There are some fine, fine bloggers out there in the weight loss world and I have great admiration for them. There are a few blogs I read every day, others that I read from time to time. Here's what they all have in common: they are honest and true to themselves and they walk the talk.
However, I find that in most cases, I just can't connect with what I'm reading.
Most weight loss bloggers are coming from a completely different world from mine. Their world was populated in the past with gallons of ice cream, Big Mac attacks, mounds of doughnuts, economy packs of Hershey's kisses, litres of Coke for breakfast. Then these valiant people started turning their lives around. They discovered oatmeal, whole-grain bread, grilled chicken, luscious asparagus, cherries fresh from the tree. They discovered real, unprocessed foods, dusted off their bikes, parked the car at the farthest end of the mall, went for a walk every day...
...and miracles started happening. They felt better, their blood pressure went down to normal, the weight started dropping away.
I am incredibly happy for these people. They have realized that the so-called "obesity epidemic" in North America is actually an epidemic of not eating real food and not moving. In a sense, our society doesn't need to tax or ban junk food.
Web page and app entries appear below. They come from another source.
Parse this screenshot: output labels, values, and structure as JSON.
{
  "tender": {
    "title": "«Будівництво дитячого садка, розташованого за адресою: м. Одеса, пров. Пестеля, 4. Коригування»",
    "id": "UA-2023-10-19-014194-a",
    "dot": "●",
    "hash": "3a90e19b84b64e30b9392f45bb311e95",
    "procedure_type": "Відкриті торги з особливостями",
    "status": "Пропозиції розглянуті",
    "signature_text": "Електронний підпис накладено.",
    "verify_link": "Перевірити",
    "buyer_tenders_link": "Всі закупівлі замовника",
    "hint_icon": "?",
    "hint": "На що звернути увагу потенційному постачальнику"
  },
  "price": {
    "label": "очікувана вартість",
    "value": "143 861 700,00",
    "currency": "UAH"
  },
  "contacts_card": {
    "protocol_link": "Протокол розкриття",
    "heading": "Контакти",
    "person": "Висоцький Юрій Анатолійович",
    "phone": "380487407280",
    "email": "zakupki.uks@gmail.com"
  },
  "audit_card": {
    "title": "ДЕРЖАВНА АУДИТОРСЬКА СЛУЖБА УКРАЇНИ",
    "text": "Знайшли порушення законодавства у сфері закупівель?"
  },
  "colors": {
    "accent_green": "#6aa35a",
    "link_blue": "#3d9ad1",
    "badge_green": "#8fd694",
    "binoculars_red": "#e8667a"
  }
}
We need to ignore it.
But I digress (what's new?)...
I have yet to find, however, many people like me. I'm talking about people who don't and never have lived on junk food; people who grew up knowing and appreciating the value of real food; people who have the same obstacles and sadness in their lives as everyone else but have never felt the need to drown them in a couple of iced, mocha-choco-ccinos with a big cinnamon bun (or three) on the side; people who wouldn't know a binge if it bit them on behind.
People who eat good food, but obviously just a wee bit too much for their bodies. People who are near and dear to my heart who take a least a 1/2 hour walk every day, who almost never eat sugary desserts, who care about the quality of the food they eat...and who still, year after year, gain a couple of pounds and are starting to look rolly-polly.
It seems like it's almost easier for people who have to radically turn their lives around than for those of us whose "missteps" aren't even worthy of the name.
Weird, isn't it?